The most visible of all the equipment are the storage tanks and tanker trucks. But surprisingly enough, the storage tanks belong to another organization.

"Our fuel doesn't belong to us until we issue it to the aircraft; it's owned by Defense Logistics Agency. They own the fuel and maintain a large portion of our storage facilities - we conduct minor maintenance on the tanks," explained Larrivas.

The jets are always kept full of fuel, but every so often a jet needs maintenance work performed. When that happens, the jets have to be defueled. "We usually do about two defuels a day; they are usually fully fueled with about 1,100 gallons," said Sergeant Larrivas.

At each step of the process from receiving the fuel, to testing it, to issuing it, and when necessary defueling, each gallon is accounted for. But this isn't as easy as just counting gallons.

"In the summer the fuel will expand due to the temperature. This causes huge gains. In the winter the cold temperatures cause it to contract, so we get some loss," said Sergeant Larrivas.

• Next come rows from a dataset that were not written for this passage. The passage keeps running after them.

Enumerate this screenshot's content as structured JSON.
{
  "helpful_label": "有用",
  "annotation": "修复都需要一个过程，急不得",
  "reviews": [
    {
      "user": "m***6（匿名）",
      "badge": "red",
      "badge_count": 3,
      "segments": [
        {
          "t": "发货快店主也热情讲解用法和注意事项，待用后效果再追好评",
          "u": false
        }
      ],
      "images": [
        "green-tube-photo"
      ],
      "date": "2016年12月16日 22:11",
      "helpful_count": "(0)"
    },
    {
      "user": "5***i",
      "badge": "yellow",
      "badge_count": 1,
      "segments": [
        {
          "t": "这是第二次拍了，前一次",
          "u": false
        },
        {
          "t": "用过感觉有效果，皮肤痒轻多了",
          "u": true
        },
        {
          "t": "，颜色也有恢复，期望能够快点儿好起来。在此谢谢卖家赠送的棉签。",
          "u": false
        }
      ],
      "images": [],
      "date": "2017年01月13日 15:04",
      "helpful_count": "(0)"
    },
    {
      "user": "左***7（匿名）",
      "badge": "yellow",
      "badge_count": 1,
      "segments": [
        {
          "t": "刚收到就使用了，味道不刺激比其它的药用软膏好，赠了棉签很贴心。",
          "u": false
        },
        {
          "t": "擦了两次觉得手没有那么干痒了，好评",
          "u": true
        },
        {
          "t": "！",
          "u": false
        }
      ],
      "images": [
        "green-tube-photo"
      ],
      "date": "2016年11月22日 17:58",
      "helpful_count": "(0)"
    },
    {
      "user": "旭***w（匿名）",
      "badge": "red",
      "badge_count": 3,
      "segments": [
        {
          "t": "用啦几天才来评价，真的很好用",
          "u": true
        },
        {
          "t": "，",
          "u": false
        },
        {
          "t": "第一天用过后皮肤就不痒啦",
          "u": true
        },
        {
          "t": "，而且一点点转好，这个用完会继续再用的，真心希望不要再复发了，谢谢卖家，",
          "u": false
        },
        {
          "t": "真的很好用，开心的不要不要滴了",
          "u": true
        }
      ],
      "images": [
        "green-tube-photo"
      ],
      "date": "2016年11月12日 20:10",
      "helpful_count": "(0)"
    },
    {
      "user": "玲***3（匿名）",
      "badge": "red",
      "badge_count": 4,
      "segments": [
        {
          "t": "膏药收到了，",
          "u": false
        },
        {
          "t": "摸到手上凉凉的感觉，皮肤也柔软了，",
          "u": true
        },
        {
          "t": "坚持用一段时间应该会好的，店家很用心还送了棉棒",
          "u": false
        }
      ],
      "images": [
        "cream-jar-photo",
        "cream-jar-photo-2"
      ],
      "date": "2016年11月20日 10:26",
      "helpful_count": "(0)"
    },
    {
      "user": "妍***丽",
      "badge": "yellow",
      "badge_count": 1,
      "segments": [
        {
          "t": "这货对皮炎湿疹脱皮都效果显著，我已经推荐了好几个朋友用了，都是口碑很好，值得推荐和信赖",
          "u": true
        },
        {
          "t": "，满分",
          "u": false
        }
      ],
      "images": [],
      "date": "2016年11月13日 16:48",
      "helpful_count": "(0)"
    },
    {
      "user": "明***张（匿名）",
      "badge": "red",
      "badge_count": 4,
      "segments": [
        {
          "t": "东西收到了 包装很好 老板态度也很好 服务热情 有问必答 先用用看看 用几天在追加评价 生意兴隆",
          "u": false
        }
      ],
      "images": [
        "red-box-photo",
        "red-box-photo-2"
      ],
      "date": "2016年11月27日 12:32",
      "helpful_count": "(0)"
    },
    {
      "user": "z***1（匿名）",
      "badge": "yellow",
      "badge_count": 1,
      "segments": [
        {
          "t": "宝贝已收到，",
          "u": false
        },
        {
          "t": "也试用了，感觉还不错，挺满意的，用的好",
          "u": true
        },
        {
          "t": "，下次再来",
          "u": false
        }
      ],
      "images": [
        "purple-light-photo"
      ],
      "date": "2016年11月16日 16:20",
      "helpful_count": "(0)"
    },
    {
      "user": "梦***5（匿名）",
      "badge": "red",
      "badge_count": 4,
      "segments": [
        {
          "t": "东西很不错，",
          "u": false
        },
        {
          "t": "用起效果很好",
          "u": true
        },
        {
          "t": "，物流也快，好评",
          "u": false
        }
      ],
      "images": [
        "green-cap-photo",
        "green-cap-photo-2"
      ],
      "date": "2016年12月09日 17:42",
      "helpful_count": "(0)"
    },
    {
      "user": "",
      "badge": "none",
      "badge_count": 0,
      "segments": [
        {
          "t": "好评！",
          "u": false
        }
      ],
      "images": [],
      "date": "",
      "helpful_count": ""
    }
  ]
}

Also, when pumping fuel it's easiest to measure in volume, so when it's bought and issued gallons are used. But when planning a flight, weight is the main consideration. "When maintenance receives the fuel they talk pounds where we talk gallons," the sergeant said.
At a specific altitude the weight of the fuel doesn't change; however, the volume will increase or decrease with changes in temperature.

To account for all the changes, the volume of the fuel when received or issued is adjusted to its equivalent volume at 60 degrees, said Sergeant Larrivas. "And a gallon of fuel weighs 6.7 pounds."

To prepare technicians for the job, each person attends a six-week technical school at Sheppard Air Force Base, Texas. Main topics at the school include storage, distribution, an overview of liquid oxygen, accounting and lab work.

"It cannot be overstated how important POL is to the international pilot training mission here," said Col. Karen Bence, 162nd Mission Support Group commander. "They move mountains on a daily basis to keep our aircraft flying and the wing appreciates their work tremendously."

"Without fuel the planes wouldn't go anywhere; no one in the Air National Guard or Air Force would have a job. The POL motto says it best, 'without POL pilots are pedestrians,'" she said.